These entries are to be set down again exactly.
──────── Task data ────────
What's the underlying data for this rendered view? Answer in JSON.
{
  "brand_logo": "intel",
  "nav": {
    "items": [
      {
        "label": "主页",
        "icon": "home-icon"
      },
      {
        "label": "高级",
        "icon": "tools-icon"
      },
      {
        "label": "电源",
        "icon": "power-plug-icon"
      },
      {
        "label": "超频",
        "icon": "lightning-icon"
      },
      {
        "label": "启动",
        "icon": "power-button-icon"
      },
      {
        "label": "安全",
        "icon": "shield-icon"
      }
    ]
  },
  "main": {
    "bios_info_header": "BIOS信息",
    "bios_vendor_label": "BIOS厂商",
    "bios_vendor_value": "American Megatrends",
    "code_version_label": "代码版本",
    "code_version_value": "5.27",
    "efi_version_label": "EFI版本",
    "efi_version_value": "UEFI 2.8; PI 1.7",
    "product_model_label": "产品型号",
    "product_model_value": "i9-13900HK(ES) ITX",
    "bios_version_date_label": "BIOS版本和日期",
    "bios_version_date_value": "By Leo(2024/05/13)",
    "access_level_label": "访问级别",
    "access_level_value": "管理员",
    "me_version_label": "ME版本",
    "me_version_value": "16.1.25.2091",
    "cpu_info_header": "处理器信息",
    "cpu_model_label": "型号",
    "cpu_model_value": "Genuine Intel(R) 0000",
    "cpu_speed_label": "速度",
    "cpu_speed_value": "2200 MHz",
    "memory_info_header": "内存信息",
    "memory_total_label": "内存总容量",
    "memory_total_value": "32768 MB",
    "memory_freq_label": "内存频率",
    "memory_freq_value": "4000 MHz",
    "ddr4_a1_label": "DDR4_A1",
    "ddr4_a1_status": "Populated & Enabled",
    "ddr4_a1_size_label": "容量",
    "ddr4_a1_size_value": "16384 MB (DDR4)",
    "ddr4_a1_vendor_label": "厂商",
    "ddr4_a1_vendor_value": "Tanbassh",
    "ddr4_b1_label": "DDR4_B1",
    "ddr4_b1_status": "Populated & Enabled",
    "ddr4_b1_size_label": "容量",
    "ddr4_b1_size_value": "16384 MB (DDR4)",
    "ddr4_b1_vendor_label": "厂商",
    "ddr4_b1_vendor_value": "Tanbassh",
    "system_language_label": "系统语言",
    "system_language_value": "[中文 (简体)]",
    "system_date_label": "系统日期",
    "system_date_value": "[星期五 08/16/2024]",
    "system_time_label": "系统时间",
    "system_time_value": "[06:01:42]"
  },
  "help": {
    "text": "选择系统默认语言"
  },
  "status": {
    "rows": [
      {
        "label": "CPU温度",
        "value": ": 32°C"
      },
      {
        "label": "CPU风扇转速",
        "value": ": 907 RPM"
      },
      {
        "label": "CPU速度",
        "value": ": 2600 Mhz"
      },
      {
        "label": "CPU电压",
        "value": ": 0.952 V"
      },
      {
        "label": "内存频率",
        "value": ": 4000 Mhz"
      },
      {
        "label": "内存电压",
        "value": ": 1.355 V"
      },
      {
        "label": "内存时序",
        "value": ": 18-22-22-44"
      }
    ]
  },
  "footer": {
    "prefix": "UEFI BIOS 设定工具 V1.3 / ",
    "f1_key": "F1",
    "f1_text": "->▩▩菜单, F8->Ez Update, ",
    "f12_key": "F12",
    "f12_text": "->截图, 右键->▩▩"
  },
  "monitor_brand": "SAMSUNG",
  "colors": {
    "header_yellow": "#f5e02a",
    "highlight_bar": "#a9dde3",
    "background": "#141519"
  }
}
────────
● **Your solution**:
What's the underlying data for this rendered view? Answer in JSON.
{
  "brand_logo": "intel",
  "nav": {
    "items": [
      {
        "label": "主页",
        "icon": "home-icon"
      },
      {
        "label": "高级",
        "icon": "tools-icon"
      },
      {
        "label": "电源",
        "icon": "power-plug-icon"
      },
      {
        "label": "超频",
        "icon": "lightning-icon"
      },
      {
        "label": "启动",
        "icon": "power-button-icon"
      },
      {
        "label": "安全",
        "icon": "shield-icon"
      }
    ]
  },
  "main": {
    "bios_info_header": "BIOS信息",
    "bios_vendor_label": "BIOS厂商",
    "bios_vendor_value": "American Megatrends",
    "code_version_label": "代码版本",
    "code_version_value": "5.27",
    "efi_version_label": "EFI版本",
    "efi_version_value": "UEFI 2.8; PI 1.7",
    "product_model_label": "产品型号",
    "product_model_value": "i9-13900HK(ES) ITX",
    "bios_version_date_label": "BIOS版本和日期",
    "bios_version_date_value": "By Leo(2024/05/13)",
    "access_level_label": "访问级别",
    "access_level_value": "管理员",
    "me_version_label": "ME版本",
    "me_version_value": "16.1.25.2091",
    "cpu_info_header": "处理器信息",
    "cpu_model_label": "型号",
    "cpu_model_value": "Genuine Intel(R) 0000",
    "cpu_speed_label": "速度",
    "cpu_speed_value": "2200 MHz",
    "memory_info_header": "内存信息",
    "memory_total_label": "内存总容量",
    "memory_total_value": "32768 MB",
    "memory_freq_label": "内存频率",
    "memory_freq_value": "4000 MHz",
    "ddr4_a1_label": "DDR4_A1",
    "ddr4_a1_status": "Populated & Enabled",
    "ddr4_a1_size_label": "容量",
    "ddr4_a1_size_value": "16384 MB (DDR4)",
    "ddr4_a1_vendor_label": "厂商",
    "ddr4_a1_vendor_value": "Tanbassh",
    "ddr4_b1_label": "DDR4_B1",
    "ddr4_b1_status": "Populated & Enabled",
    "ddr4_b1_size_label": "容量",
    "ddr4_b1_size_value": "16384 MB (DDR4)",
    "ddr4_b1_vendor_label": "厂商",
    "ddr4_b1_vendor_value": "Tanbassh",
    "system_language_label": "系统语言",
    "system_language_value": "[中文 (简体)]",
    "system_date_label": "系统日期",
    "system_date_value": "[星期五 08/16/2024]",
    "system_time_label": "系统时间",
    "system_time_value": "[06:01:42]"
  },
  "help": {
    "text": "选择系统默认语言"
  },
  "status": {
    "rows": [
      {
        "label": "CPU温度",
        "value": ": 32°C"
      },
      {
        "label": "CPU风扇转速",
        "value": ": 907 RPM"
      },
      {
        "label": "CPU速度",
        "value": ": 2600 Mhz"
      },
      {
        "label": "CPU电压",
        "value": ": 0.952 V"
      },
      {
        "label": "内存频率",
        "value": ": 4000 Mhz"
      },
      {
        "label": "内存电压",
        "value": ": 1.355 V"
      },
      {
        "label": "内存时序",
        "value": ": 18-22-22-44"
      }
    ]
  },
  "footer": {
    "prefix": "UEFI BIOS 设定工具 V1.3 / ",
    "f1_key": "F1",
    "f1_text": "->▩▩菜单, F8->Ez Update, ",
    "f12_key": "F12",
    "f12_text": "->截图, 右键->▩▩"
  },
  "monitor_brand": "SAMSUNG",
  "colors": {
    "header_yellow": "#f5e02a",
    "highlight_bar": "#a9dde3",
    "background": "#141519"
  }
}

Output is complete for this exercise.